App and web page records
§ §

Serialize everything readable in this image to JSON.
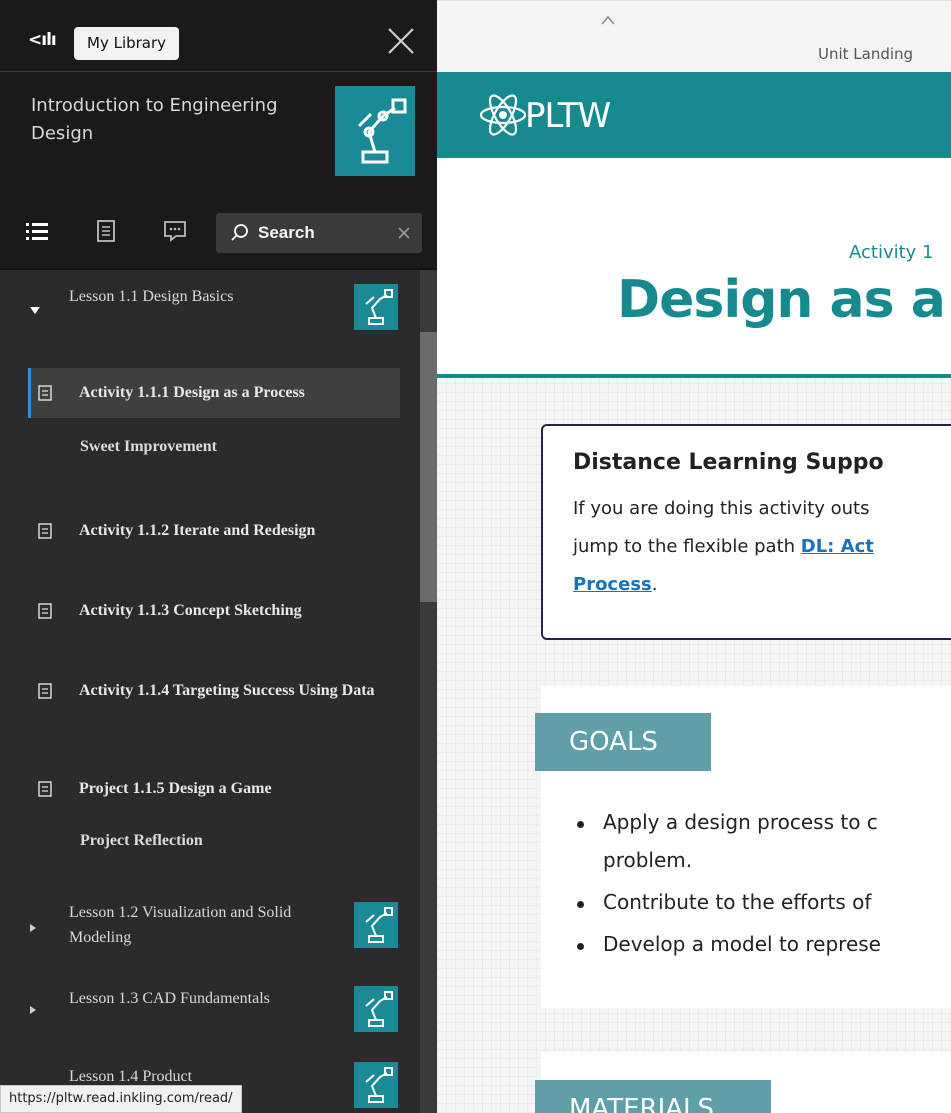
{
  "sidebar": {
    "back_glyph": "<ılı",
    "tooltip": "My Library",
    "book_title": "Introduction to Engineering Design",
    "search_placeholder": "Search",
    "lessons": [
      {
        "label": "Lesson 1.1 Design Basics",
        "expanded": true
      },
      {
        "label": "Lesson 1.2 Visualization and Solid Modeling",
        "expanded": false
      },
      {
        "label": "Lesson 1.3 CAD Fundamentals",
        "expanded": false
      },
      {
        "label": "Lesson 1.4 Product",
        "expanded": false
      }
    ],
    "activities": [
      {
        "label": "Activity 1.1.1 Design as a Process",
        "current": true
      },
      {
        "label": "Activity 1.1.2 Iterate and Redesign"
      },
      {
        "label": "Activity 1.1.3 Concept Sketching"
      },
      {
        "label": "Activity 1.1.4 Targeting Success Using Data"
      },
      {
        "label": "Project 1.1.5 Design a Game"
      }
    ],
    "subitems": [
      {
        "label": "Sweet Improvement"
      },
      {
        "label": "Project Reflection"
      }
    ]
  },
  "status_url": "https://pltw.read.inkling.com/read/",
  "main": {
    "unit_label": "Unit Landing",
    "brand": "PLTW",
    "activity_label": "Activity 1",
    "page_title": "Design as a",
    "dl_box": {
      "title": "Distance Learning Suppo",
      "line1": "If you are doing this activity outs",
      "line2_pre": "jump to the flexible path ",
      "line2_link": "DL: Act",
      "line3_link": "Process",
      "line3_post": "."
    },
    "goals_heading": "GOALS",
    "goals": [
      "Apply a design process to c",
      "problem.",
      "Contribute to the efforts of",
      "Develop a model to represe"
    ],
    "materials_heading": "MATERIALS"
  },
  "colors": {
    "teal": "#178a8f",
    "goal_tab": "#5e9fa8",
    "sidebar_bg": "#2b2b2d",
    "current_marker": "#2f8fd8"
  }
}
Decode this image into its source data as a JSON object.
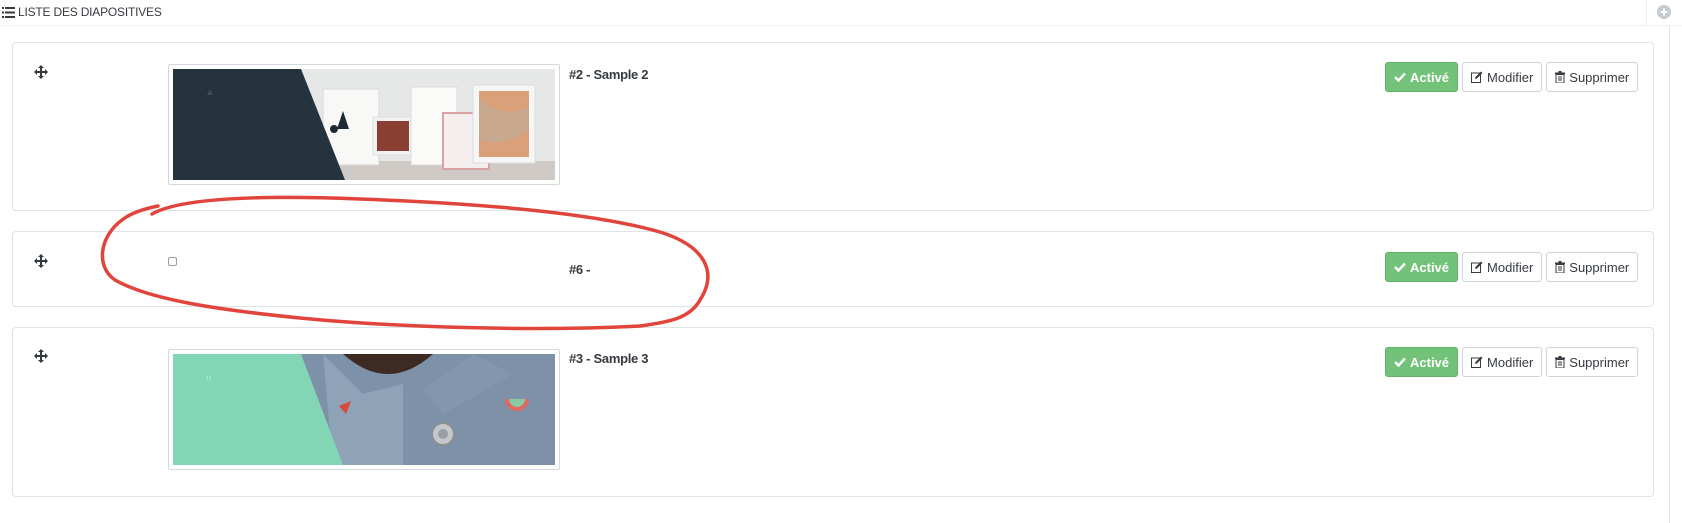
{
  "panel": {
    "title": "LISTE DES DIAPOSITIVES",
    "icons": {
      "heading": "list-icon",
      "add": "plus-circle-icon"
    }
  },
  "slides": [
    {
      "title": "#2 - Sample 2",
      "has_image": true,
      "image_subject": "dark slate panel with logo next to framed prints leaning on a wall",
      "actions": {
        "status": "Activé",
        "edit": "Modifier",
        "delete": "Supprimer"
      }
    },
    {
      "title": "#6 -",
      "has_image": false,
      "actions": {
        "status": "Activé",
        "edit": "Modifier",
        "delete": "Supprimer"
      }
    },
    {
      "title": "#3 - Sample 3",
      "has_image": true,
      "image_subject": "mint green panel with quote mark next to denim jacket with watermelon pins",
      "actions": {
        "status": "Activé",
        "edit": "Modifier",
        "delete": "Supprimer"
      }
    }
  ],
  "colors": {
    "active_button": "#72c279",
    "annotation": "#e0443b",
    "slide2_panel": "#25333e",
    "slide3_panel": "#82d6b6"
  }
}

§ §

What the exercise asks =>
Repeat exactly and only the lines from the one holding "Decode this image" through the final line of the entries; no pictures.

Answer box =>
Decode this image into its source data as a JSON object.
{
  "panel": {
    "title": "LISTE DES DIAPOSITIVES",
    "icons": {
      "heading": "list-icon",
      "add": "plus-circle-icon"
    }
  },
  "slides": [
    {
      "title": "#2 - Sample 2",
      "has_image": true,
      "image_subject": "dark slate panel with logo next to framed prints leaning on a wall",
      "actions": {
        "status": "Activé",
        "edit": "Modifier",
        "delete": "Supprimer"
      }
    },
    {
      "title": "#6 -",
      "has_image": false,
      "actions": {
        "status": "Activé",
        "edit": "Modifier",
        "delete": "Supprimer"
      }
    },
    {
      "title": "#3 - Sample 3",
      "has_image": true,
      "image_subject": "mint green panel with quote mark next to denim jacket with watermelon pins",
      "actions": {
        "status": "Activé",
        "edit": "Modifier",
        "delete": "Supprimer"
      }
    }
  ],
  "colors": {
    "active_button": "#72c279",
    "annotation": "#e0443b",
    "slide2_panel": "#25333e",
    "slide3_panel": "#82d6b6"
  }
}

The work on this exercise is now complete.